━━━ DATASET RECORDS
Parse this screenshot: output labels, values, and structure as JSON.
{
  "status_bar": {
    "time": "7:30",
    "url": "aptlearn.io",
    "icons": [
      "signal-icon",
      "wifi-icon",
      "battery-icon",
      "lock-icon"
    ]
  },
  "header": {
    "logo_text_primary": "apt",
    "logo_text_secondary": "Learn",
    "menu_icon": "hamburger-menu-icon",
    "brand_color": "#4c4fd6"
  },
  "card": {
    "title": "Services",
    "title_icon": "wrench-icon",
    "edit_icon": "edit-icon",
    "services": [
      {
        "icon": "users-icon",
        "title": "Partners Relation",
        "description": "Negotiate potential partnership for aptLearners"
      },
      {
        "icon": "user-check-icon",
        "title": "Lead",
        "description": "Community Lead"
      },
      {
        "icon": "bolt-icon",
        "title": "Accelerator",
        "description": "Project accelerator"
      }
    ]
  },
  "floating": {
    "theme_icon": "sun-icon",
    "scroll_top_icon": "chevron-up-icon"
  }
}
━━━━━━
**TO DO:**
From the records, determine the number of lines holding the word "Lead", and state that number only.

**YOUR SOLUTION:**
2